Shimizu S-Pulse manager Afshin Ghotbi has seen more changes in his two years at the club than most coaches experience in a decade, but that isn’t stopping the Iranian-American from aiming high over the coming J. League season.
Ghotbi took over in 2011 with S-Pulse in a state of upheaval having shipped out practically the entire first-choice lineup over the offseason, but after a 10th-place finish at his first attempt and more squad changes ahead of his second, something began to click.
S-Pulse reached last season’s Nabisco Cup final only to lose 2-1 in extra time to Kashima Antlers, and took their challenge for the J. League title down to the final month before falling away to a ninth-place finish.
Now, as the Shizuoka side prepares for Saturday’s 2013 season-opener away to Omiya Ardija, Ghotbi again finds himself surveying new faces on the training ground. The 49-year-old admits his time at the club has not always run smoothly, but nothing, it seems, can dampen his enthusiasm.
“My hopes and expectations are sometimes beyond the reality,” said Ghotbi. “I’ve had a difficult project, because when I came in some of the key players were gone and we were in the red financially, so we had to really build the club from scratch.
“I feel now we are in the position where we can challenge for something. Last year we almost did something incredible, historic and special. When we reached the Nabisco Cup final we were alive in all three competitions, then when we lost in overtime we didn’t have the depth to achieve our goals in the J. League. I believe this year we have built a base and recruited some very good players with leadership and experience to complete our squad.”
Given the abundance of young talent at Ghotbi’s disposal, experience will certainly be a valuable commodity. The team that started the Nabisco Cup final had an average age of just 23, and with potential superstars like Toshiyuki Takagi and Hideki Ishige on the books, the manager sees a bright future.
“I really believe that in the next few years you will see several national team players come from our club,” Ghotbi said. “That is really exciting for S-Pulse and our fans. If you look at our squad from Ishige being one of the youngest, there is some really good talent coming through, and hopefully if they develop they can contribute to Japanese football.”
One young player whose development Ghotbi will no longer have a hand in is attacking midfielder Genki Omae. The 23-year-old was S-Pulse’s top scorer last season with 13 goals, but when Germany’s Fortuna Dusseldorf came in with an offer over the winter, the siren song of Europe proved impossible to resist.

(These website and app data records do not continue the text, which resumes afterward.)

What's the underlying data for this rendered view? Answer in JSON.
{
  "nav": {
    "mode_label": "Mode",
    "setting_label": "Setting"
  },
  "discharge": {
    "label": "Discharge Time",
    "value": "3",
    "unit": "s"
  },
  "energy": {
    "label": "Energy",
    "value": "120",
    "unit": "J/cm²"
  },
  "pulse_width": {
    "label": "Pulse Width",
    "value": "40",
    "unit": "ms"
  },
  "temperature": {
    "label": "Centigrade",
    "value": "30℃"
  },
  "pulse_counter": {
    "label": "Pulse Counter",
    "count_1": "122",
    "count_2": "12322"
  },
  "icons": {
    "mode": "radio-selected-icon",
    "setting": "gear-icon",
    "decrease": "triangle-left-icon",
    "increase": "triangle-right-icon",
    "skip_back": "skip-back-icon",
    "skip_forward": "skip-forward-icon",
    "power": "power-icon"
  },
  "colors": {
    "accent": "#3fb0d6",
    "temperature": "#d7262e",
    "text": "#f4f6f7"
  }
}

“The challenge for us as a club is to sustain our players as we develop them,” said Ghotbi. “Genki developed and he did well, but his contract was up so it was a very inexpensive option for Dusseldorf to take him. It was his dream and we couldn’t keep him so he left.
“That’s what we have to do from this point on. I think the club has done a terrific job of creating longer contracts that keep our players at our club longer so we can build something.”
As for the short term, Ghotbi is expecting new Brazilian striker Bare to start firing immediately.
“I am so impressed with the personality he brings in every day to training,” he said of Bare, who enjoyed success with several J. League clubs before leaving for the Middle East in 2008. “The guy is not only a great goal scorer, powerful, experienced, but he is also a real leader. He still has a hunger at 31 to want to win.
“He is a great addition to our club because last year we missed efficiency in front of goal. We didn’t have the striker that could regularly score goals.”
Whether Bare and his new teammates can live up to Ghotbi’s expectations remains to be seen, but for now, nothing can stop the manager from dreaming.
“I am an optimist and always have been,” he said. “I always feel like we are going to win something.”